Attorney Steven Moretz volunteered, on a friendship basis, to represent me in the 2010 hearing. He is a good man, and a competent lawyer, and I was moved to accept his offer.
I was encouraged to make an all-out effort in preparation for this hearing. Steve spent uncounted hours researching the records and meticulously preparing a presentation for the hearing that included an accounting of all of my skills, accomplishments, community resources and support. Numerous letters (close to fifty) were received from my relations, friends, media industry professionals, and Oregon DOC administrators who have worked with me for many years – collectively making a powerful statement – and these were compiled into an impressive packet of supporting exhibits. I wrote myself notes for points that I wanted to raise during the hearing, and prepared a closing statement expressing my acceptance of responsibility for the choices I made and the actions I committed that exacted such a heavy price.
Last Monday morning my hearing was delayed about 40 minutes because the commissioner who had been scheduled to conduct the hearing – a fair man, reputedly – was replaced, literally at the last minute, by the same commissioner who had chaired the 2008 hearing. Again the fingers in the ears, the blinders the fatuous mouthings of unctuous gibberish. Frequently during the hearing, relevant remarks I attempted to offer were suppressed. Again, as in the 2008 hearing, I was not permitted to make the closing statement I had prepared. And at the end, with dogmatic references to crimes I was not and could not have been in any way involved in, the commissioner re-invoked that once-thwarted five year denial.
Although I made a commitment to put my best effort forward for this hearing, I did so without expectations, without hope, without fear. Consequently, my spirit is not crushed by the outcome. I am experiencing some disappointment, however. For many years I have held the belief that at some point the determination of circumstances would come into an arena where saner, more reasonable minds would prevail. At this point I’m wondering if holding onto such a belief is naïve.
My lawyer went at his preparations for the hearing, and the hearing itself, with an eye to taking the matter on appeal to the courts in the event I was not granted parole this time. I’m not an attorney, but it seems to me that the violations of due process in this hearing were so egregious that the record will easily support an effective writ. Taking something like this into court and following through carries significant expense, however, beyond what I can manage with the resources I currently have available to me. If anyone has any ideas about how I can earn some cash to pursue this relief, I’m open to suggestions.
My partner Barbara has told me many times, for years and years, that she believes I will not see the outside of a prison until I finish writing my book, and publish it, as a way of distinguishing myself from the popular mythology relating to that guy whose name we don’t need to mention again. This presents a problem for me on multiple levels. As much as I would love to do the one thing that would likely please my beloved Barbara the most, the notion of subordinating the creative process to the purpose of manipulating opinion to make conditions more favorable for my release on parole rubs my fur the wrong way. Right now, though, I’m thinking that I need to stop struggling to get clear on my motives to write my book, and just write the damn thing.

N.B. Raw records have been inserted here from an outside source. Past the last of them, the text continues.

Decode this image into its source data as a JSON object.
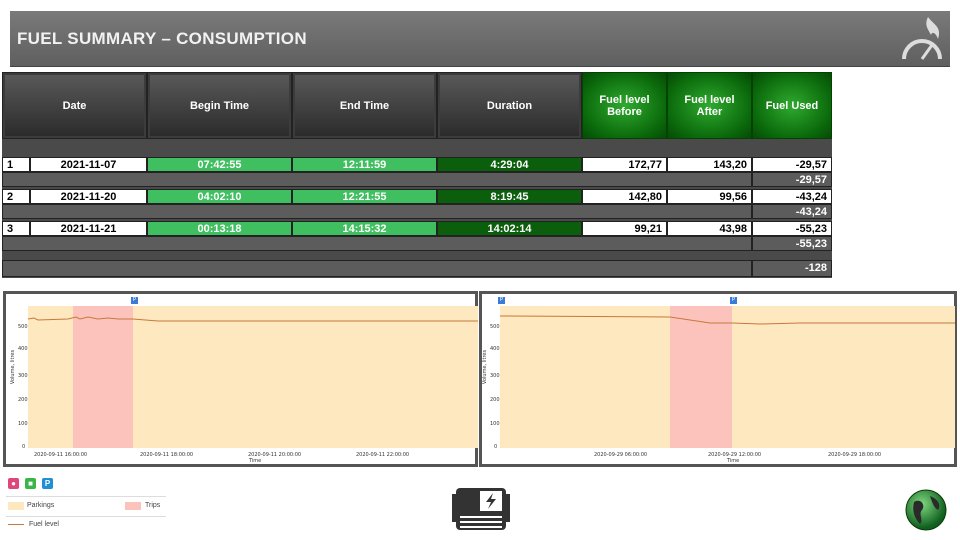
{
  "banner": {
    "title": "FUEL SUMMARY – CONSUMPTION"
  },
  "table": {
    "headers": [
      "Date",
      "Begin Time",
      "End Time",
      "Duration",
      "Fuel level Before",
      "Fuel level After",
      "Fuel Used"
    ],
    "rows": [
      {
        "num": "1",
        "date": "2021-11-07",
        "begin": "07:42:55",
        "end": "12:11:59",
        "duration": "4:29:04",
        "before": "172,77",
        "after": "143,20",
        "used": "-29,57",
        "subtotal": "-29,57"
      },
      {
        "num": "2",
        "date": "2021-11-20",
        "begin": "04:02:10",
        "end": "12:21:55",
        "duration": "8:19:45",
        "before": "142,80",
        "after": "99,56",
        "used": "-43,24",
        "subtotal": "-43,24"
      },
      {
        "num": "3",
        "date": "2021-11-21",
        "begin": "00:13:18",
        "end": "14:15:32",
        "duration": "14:02:14",
        "before": "99,21",
        "after": "43,98",
        "used": "-55,23",
        "subtotal": "-55,23"
      }
    ],
    "total": "-128"
  },
  "charts": [
    {
      "ylabel": "Volume, litres",
      "xlabel": "Time",
      "yticks": [
        "500",
        "400",
        "300",
        "200",
        "100",
        "0"
      ],
      "xticks": [
        "2020-09-11 16:00:00",
        "2020-09-11 18:00:00",
        "2020-09-11 20:00:00",
        "2020-09-11 22:00:00"
      ],
      "marker": "P"
    },
    {
      "ylabel": "Volume, litres",
      "xlabel": "Time",
      "yticks": [
        "500",
        "400",
        "300",
        "200",
        "100",
        "0"
      ],
      "xticks": [
        "2020-09-29 06:00:00",
        "2020-09-29 12:00:00",
        "2020-09-29 18:00:00"
      ],
      "marker": "P"
    }
  ],
  "legend": {
    "parkings": "Parkings",
    "trips": "Trips",
    "fuel_level": "Fuel level"
  },
  "colors": {
    "parkings": "#fde8c0",
    "trips": "#fcc3bd",
    "fuel": "#c8783a",
    "green": "#3fbf5f",
    "dark_green": "#0b5e0b"
  },
  "icons": [
    "fuel-drop-icon",
    "fuel-pump-icon",
    "parking-icon",
    "generator-icon",
    "globe-icon",
    "speedometer-flame-icon"
  ]
}
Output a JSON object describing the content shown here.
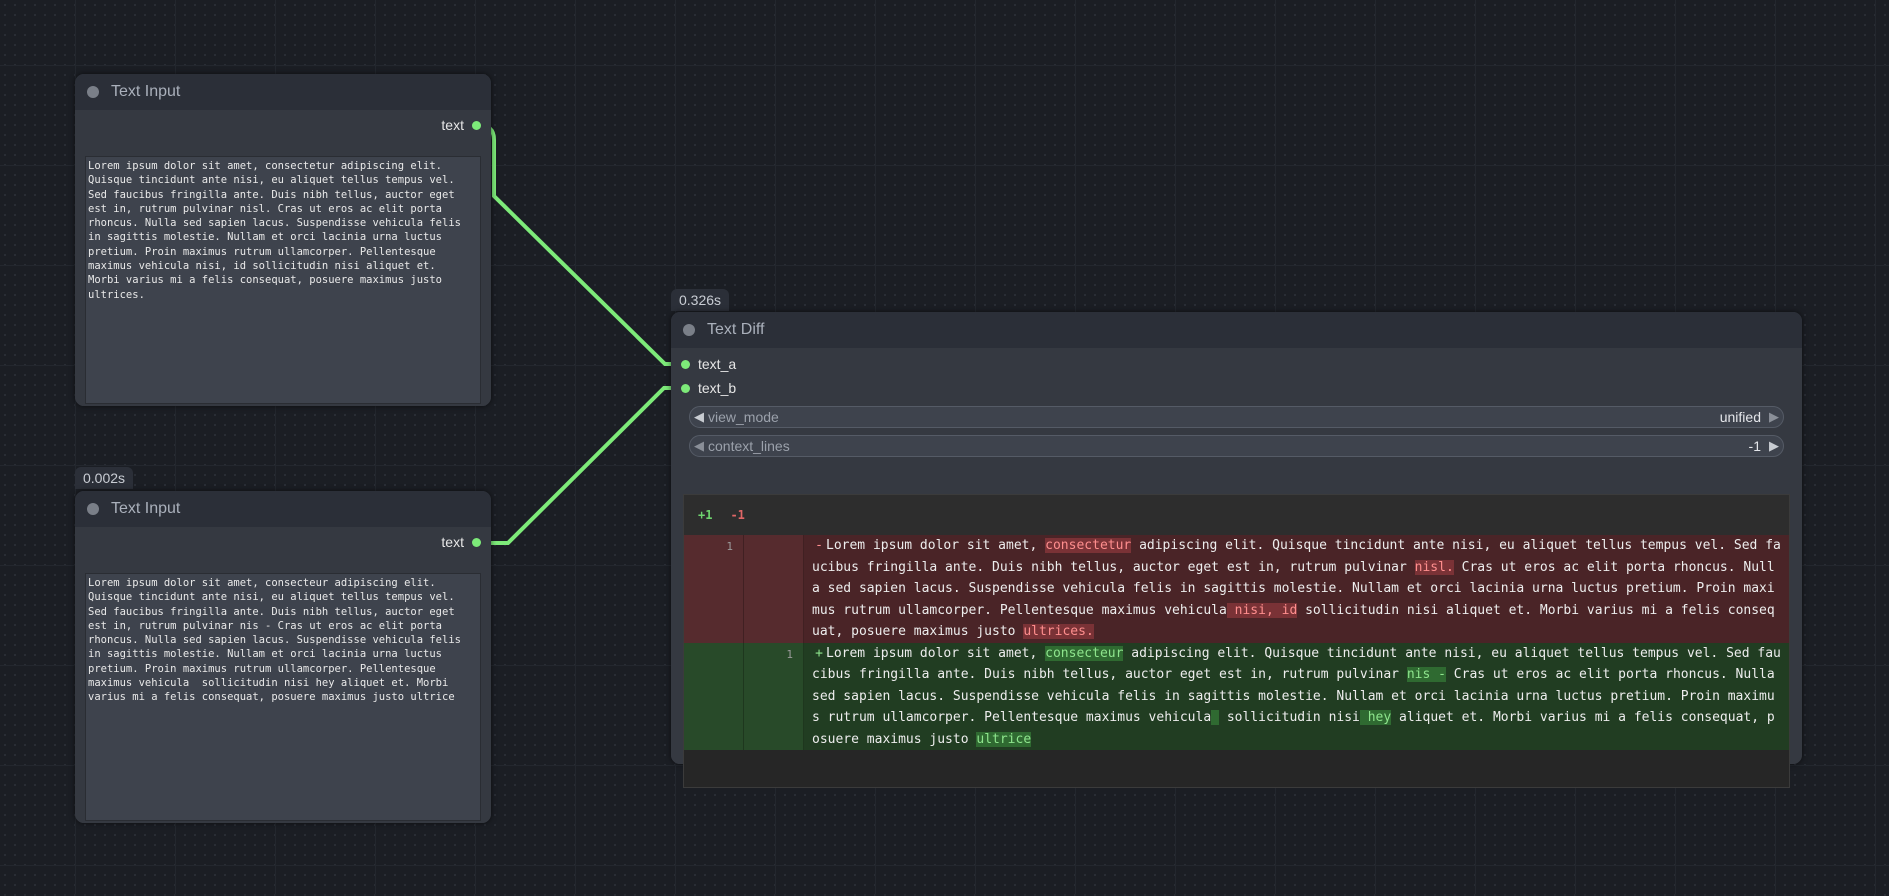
{
  "nodes": {
    "input1": {
      "title": "Text Input",
      "output_label": "text",
      "text": "Lorem ipsum dolor sit amet, consectetur adipiscing elit.\nQuisque tincidunt ante nisi, eu aliquet tellus tempus vel.\nSed faucibus fringilla ante. Duis nibh tellus, auctor eget\nest in, rutrum pulvinar nisl. Cras ut eros ac elit porta\nrhoncus. Nulla sed sapien lacus. Suspendisse vehicula felis\nin sagittis molestie. Nullam et orci lacinia urna luctus\npretium. Proin maximus rutrum ullamcorper. Pellentesque\nmaximus vehicula nisi, id sollicitudin nisi aliquet et.\nMorbi varius mi a felis consequat, posuere maximus justo\nultrices."
    },
    "input2": {
      "timing": "0.002s",
      "title": "Text Input",
      "output_label": "text",
      "text": "Lorem ipsum dolor sit amet, consecteur adipiscing elit.\nQuisque tincidunt ante nisi, eu aliquet tellus tempus vel.\nSed faucibus fringilla ante. Duis nibh tellus, auctor eget\nest in, rutrum pulvinar nis - Cras ut eros ac elit porta\nrhoncus. Nulla sed sapien lacus. Suspendisse vehicula felis\nin sagittis molestie. Nullam et orci lacinia urna luctus\npretium. Proin maximus rutrum ullamcorper. Pellentesque\nmaximus vehicula  sollicitudin nisi hey aliquet et. Morbi\nvarius mi a felis consequat, posuere maximus justo ultrice"
    },
    "diff": {
      "timing": "0.326s",
      "title": "Text Diff",
      "input_a": "text_a",
      "input_b": "text_b",
      "view_mode_label": "view_mode",
      "view_mode_value": "unified",
      "context_lines_label": "context_lines",
      "context_lines_value": "-1",
      "stats_added": "+1",
      "stats_removed": "-1",
      "removed_line_number": "1",
      "added_line_number": "1",
      "removed_segments": [
        {
          "t": "Lorem ipsum dolor sit amet, ",
          "hl": false
        },
        {
          "t": "consectetur",
          "hl": true
        },
        {
          "t": " adipiscing elit. Quisque tincidunt ante nisi, eu aliquet tellus tempus vel. Sed faucibus fringilla ante. Duis nibh tellus, auctor eget est in, rutrum pulvinar ",
          "hl": false
        },
        {
          "t": "nisl.",
          "hl": true
        },
        {
          "t": " Cras ut eros ac elit porta rhoncus. Nulla sed sapien lacus. Suspendisse vehicula felis in sagittis molestie. Nullam et orci lacinia urna luctus pretium. Proin maximus rutrum ullamcorper. Pellentesque maximus vehicula",
          "hl": false
        },
        {
          "t": " nisi, id",
          "hl": true
        },
        {
          "t": " sollicitudin nisi aliquet et. Morbi varius mi a felis consequat, posuere maximus justo ",
          "hl": false
        },
        {
          "t": "ultrices.",
          "hl": true
        }
      ],
      "added_segments": [
        {
          "t": "Lorem ipsum dolor sit amet, ",
          "hl": false
        },
        {
          "t": "consecteur",
          "hl": true
        },
        {
          "t": " adipiscing elit. Quisque tincidunt ante nisi, eu aliquet tellus tempus vel. Sed faucibus fringilla ante. Duis nibh tellus, auctor eget est in, rutrum pulvinar ",
          "hl": false
        },
        {
          "t": "nis -",
          "hl": true
        },
        {
          "t": " Cras ut eros ac elit porta rhoncus. Nulla sed sapien lacus. Suspendisse vehicula felis in sagittis molestie. Nullam et orci lacinia urna luctus pretium. Proin maximus rutrum ullamcorper. Pellentesque maximus vehicula",
          "hl": false
        },
        {
          "t": " ",
          "hl": true
        },
        {
          "t": " sollicitudin nisi",
          "hl": false
        },
        {
          "t": " hey",
          "hl": true
        },
        {
          "t": " aliquet et. Morbi varius mi a felis consequat, posuere maximus justo ",
          "hl": false
        },
        {
          "t": "ultrice",
          "hl": true
        }
      ]
    }
  },
  "colors": {
    "wire": "#7dea79",
    "port": "#7dea79"
  }
}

So this is how things stand at present. Like all things in this world, appearances are subject to change without notice.
I am grateful beyond words for the rich outpouring of love and support, positive energy and good thoughts that came my way in recent months. Truly, this is the real hearing for me, all the endorsement I could ever need. Please don’t feel badly about the outcome of the hearing. The fat lady ain’t sung yet. And anyway, I am not my body, and my freedom is not subject to the conditions that my body must undergo. This is true for all of us.
With peace and best wishes for the holidays.